REQUIRED WORK: Each line of the data holding "多功能宽带SOHO路由器" should be found and copied.

INPUT:
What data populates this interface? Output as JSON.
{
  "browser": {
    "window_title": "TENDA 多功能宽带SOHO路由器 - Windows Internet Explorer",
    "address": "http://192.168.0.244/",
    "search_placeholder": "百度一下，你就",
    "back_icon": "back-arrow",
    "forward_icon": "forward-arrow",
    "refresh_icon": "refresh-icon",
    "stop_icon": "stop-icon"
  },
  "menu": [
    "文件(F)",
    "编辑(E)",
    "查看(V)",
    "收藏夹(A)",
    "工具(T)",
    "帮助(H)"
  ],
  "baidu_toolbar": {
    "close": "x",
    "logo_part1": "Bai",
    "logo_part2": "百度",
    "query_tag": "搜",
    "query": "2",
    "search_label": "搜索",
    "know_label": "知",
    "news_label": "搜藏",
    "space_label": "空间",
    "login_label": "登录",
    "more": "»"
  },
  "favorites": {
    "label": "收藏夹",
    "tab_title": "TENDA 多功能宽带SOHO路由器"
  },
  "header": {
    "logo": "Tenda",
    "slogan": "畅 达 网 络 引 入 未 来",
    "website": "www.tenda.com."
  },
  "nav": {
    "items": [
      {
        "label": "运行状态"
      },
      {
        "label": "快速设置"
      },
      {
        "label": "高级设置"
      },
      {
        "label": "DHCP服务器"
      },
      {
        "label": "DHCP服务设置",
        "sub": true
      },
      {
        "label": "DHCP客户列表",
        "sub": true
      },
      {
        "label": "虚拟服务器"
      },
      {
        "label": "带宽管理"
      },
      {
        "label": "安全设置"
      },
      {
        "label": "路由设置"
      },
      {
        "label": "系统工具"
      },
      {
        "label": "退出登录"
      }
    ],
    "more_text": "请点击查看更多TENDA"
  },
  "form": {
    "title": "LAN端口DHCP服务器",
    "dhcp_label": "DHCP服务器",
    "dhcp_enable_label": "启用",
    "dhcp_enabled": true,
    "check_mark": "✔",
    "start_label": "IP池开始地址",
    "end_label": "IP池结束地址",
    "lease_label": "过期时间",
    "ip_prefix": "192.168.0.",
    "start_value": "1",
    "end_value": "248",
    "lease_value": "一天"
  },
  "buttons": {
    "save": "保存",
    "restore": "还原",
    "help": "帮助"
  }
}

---

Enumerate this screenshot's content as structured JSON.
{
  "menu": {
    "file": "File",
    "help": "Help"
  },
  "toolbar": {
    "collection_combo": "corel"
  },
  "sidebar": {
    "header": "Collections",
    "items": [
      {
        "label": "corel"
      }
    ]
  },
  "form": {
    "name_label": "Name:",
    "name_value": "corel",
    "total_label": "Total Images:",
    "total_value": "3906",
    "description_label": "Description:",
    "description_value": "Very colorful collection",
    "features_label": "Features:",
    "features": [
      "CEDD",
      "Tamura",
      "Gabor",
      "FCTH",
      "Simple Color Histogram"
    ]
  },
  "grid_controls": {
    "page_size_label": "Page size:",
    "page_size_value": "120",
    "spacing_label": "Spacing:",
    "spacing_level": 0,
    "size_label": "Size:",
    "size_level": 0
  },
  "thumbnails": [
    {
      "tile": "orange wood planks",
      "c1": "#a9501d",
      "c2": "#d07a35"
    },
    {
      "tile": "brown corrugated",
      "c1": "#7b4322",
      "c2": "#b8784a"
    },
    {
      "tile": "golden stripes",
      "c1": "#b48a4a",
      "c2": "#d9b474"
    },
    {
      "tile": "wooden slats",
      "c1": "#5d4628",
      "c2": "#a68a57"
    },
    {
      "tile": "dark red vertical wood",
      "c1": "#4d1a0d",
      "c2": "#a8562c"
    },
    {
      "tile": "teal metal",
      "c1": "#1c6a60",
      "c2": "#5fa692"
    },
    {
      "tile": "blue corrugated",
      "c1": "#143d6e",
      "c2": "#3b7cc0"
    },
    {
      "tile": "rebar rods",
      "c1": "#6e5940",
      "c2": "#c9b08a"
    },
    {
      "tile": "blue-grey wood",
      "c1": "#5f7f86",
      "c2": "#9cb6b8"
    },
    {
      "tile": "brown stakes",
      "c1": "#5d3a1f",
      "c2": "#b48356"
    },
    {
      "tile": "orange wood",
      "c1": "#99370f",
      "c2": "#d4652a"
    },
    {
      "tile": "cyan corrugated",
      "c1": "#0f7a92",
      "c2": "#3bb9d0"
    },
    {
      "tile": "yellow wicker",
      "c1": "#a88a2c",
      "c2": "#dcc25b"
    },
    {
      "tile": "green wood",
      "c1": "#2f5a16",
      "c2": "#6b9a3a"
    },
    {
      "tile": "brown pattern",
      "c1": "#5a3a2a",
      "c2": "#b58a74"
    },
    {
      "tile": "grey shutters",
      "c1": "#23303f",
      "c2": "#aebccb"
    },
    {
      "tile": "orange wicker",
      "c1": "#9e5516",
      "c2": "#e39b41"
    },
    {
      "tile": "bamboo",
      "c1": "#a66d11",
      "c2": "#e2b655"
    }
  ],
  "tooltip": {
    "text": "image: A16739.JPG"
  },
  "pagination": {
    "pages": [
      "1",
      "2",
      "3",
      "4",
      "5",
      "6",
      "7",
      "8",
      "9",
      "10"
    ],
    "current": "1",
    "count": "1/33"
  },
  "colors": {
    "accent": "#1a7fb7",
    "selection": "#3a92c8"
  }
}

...

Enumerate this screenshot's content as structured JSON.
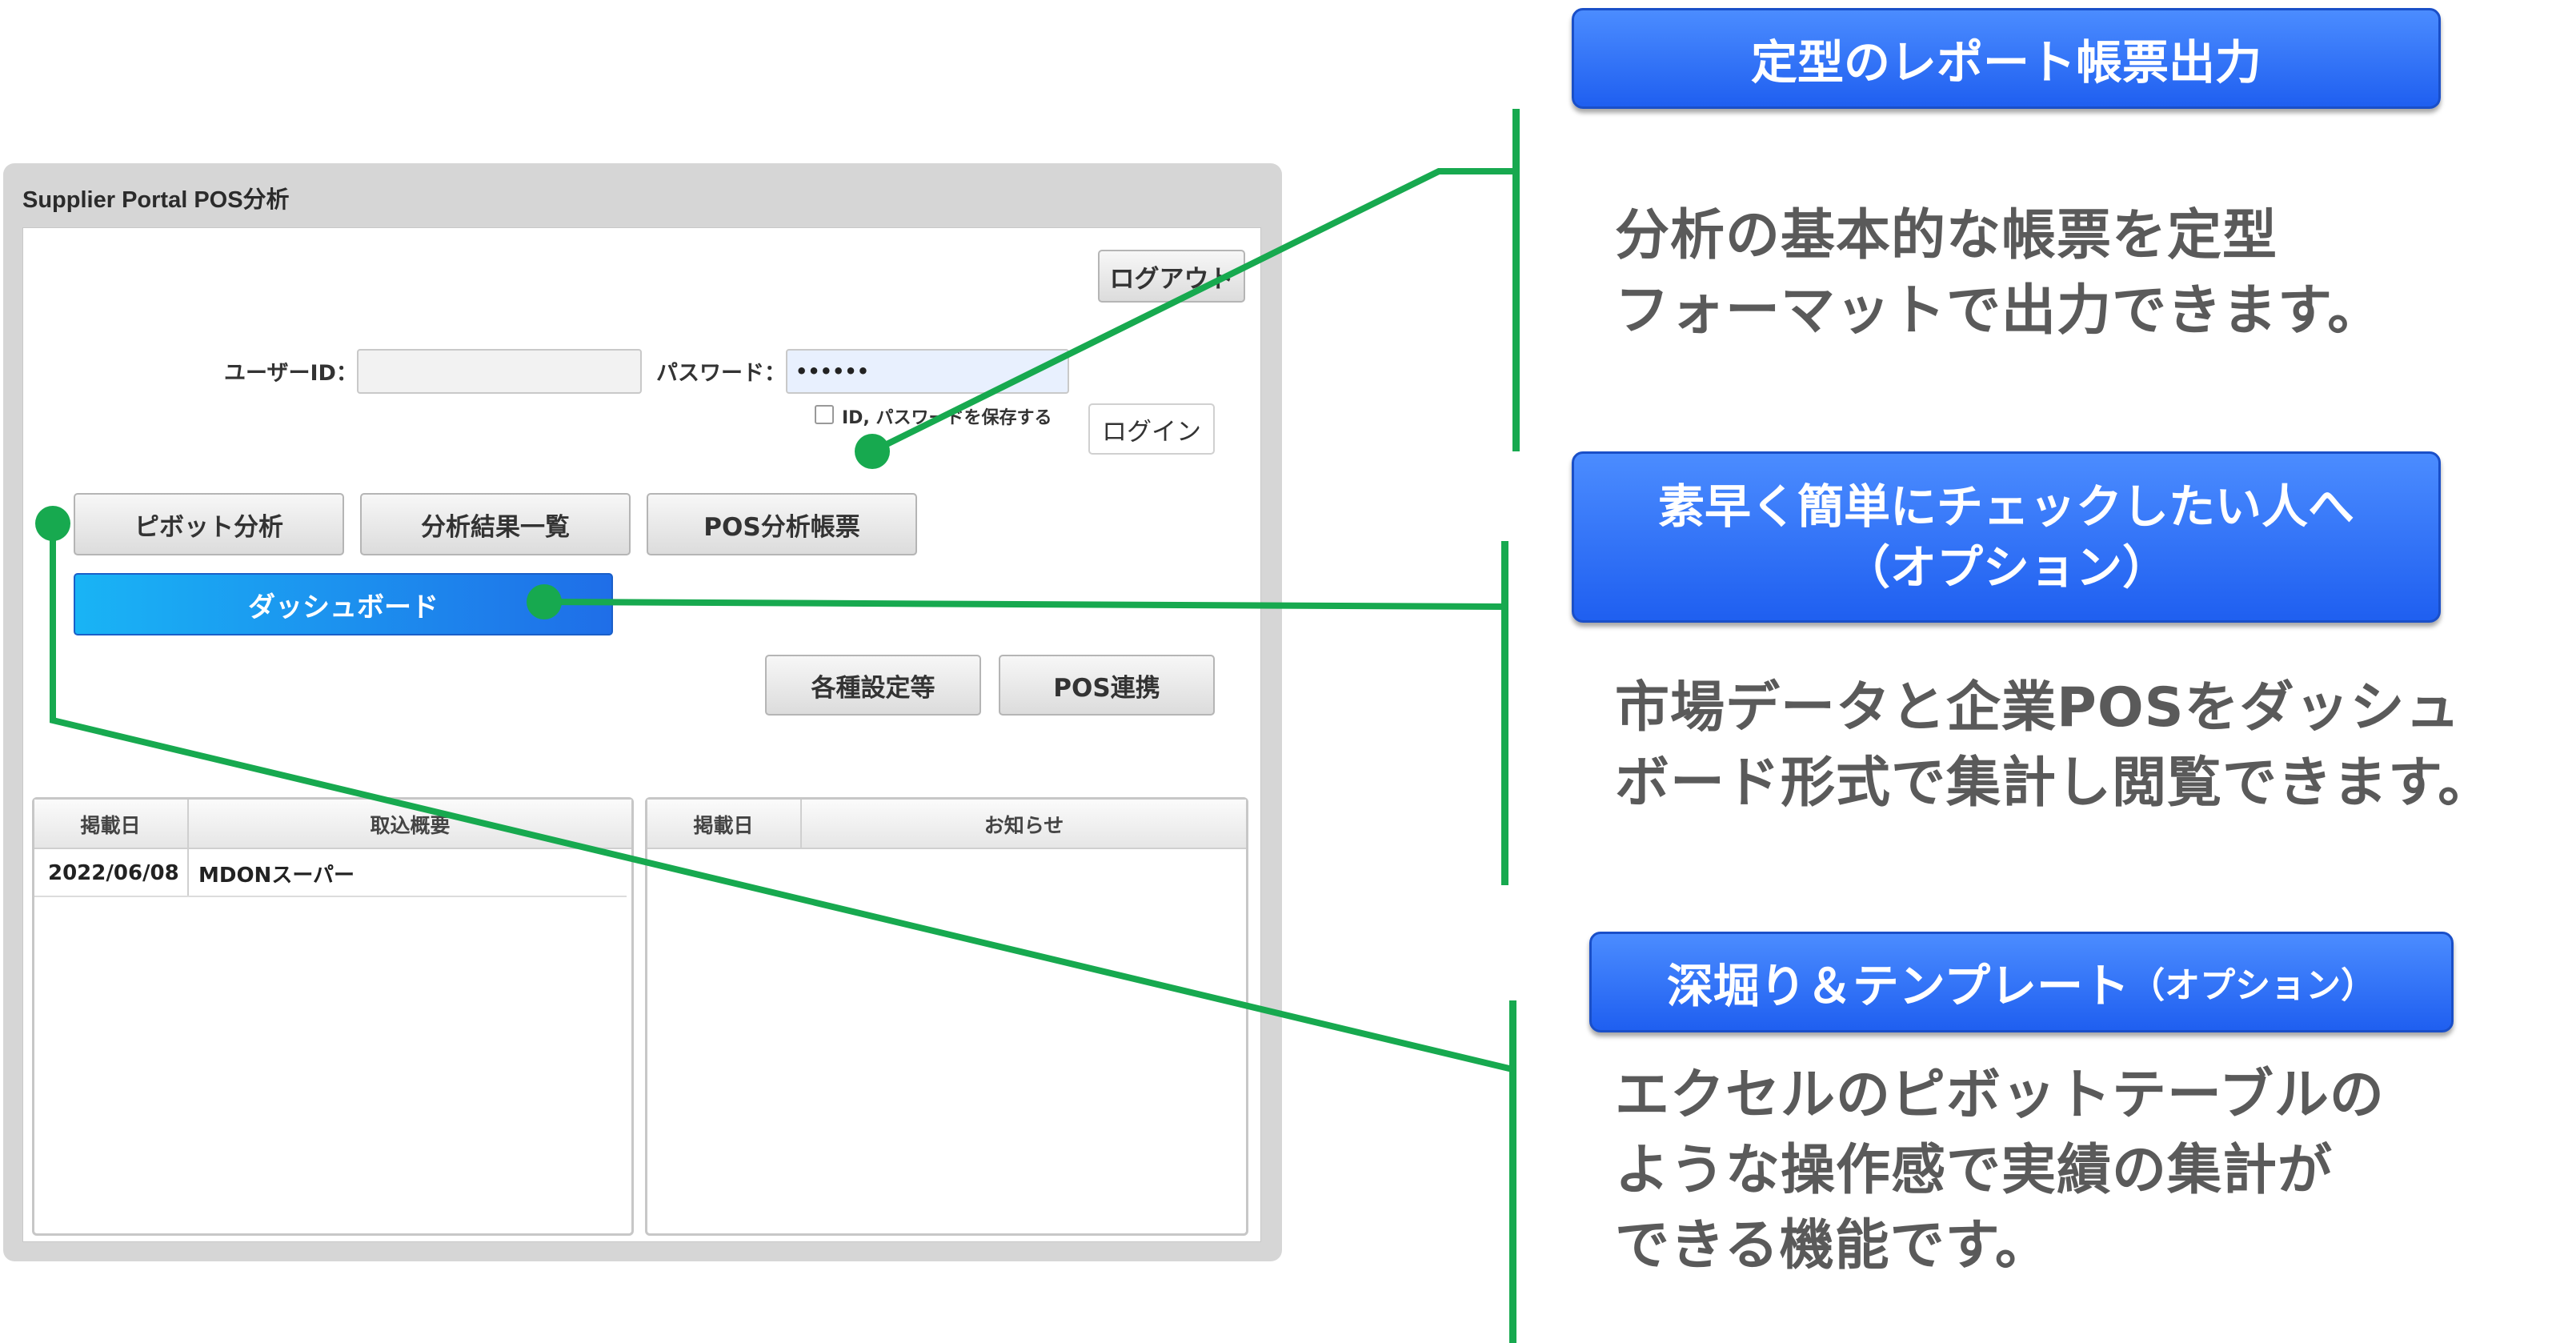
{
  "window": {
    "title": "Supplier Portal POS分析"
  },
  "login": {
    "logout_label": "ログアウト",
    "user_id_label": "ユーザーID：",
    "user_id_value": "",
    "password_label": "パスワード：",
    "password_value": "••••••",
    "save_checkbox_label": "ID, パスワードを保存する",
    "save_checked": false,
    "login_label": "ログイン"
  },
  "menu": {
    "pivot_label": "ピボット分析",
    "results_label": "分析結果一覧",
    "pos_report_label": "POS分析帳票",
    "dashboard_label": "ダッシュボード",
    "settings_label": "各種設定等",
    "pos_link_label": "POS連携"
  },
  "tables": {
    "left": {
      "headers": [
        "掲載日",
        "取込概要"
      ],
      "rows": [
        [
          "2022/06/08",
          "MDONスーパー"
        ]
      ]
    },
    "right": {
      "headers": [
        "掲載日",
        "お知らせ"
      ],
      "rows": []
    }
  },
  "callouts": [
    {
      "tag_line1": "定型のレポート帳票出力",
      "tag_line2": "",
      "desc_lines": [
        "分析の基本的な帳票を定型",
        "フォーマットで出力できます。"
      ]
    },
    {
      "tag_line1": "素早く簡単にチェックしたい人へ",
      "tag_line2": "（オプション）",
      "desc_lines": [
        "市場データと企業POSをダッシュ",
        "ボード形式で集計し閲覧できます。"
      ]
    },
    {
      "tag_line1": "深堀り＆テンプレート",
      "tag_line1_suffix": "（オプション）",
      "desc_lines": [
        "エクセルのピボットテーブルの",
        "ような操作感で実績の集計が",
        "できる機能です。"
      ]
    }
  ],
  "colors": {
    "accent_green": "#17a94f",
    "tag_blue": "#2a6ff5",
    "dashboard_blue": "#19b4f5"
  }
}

SOLUTION TO THIS TASK:
    "window_title": "TENDA 多功能宽带SOHO路由器 - Windows Internet Explorer",
    "tab_title": "TENDA 多功能宽带SOHO路由器"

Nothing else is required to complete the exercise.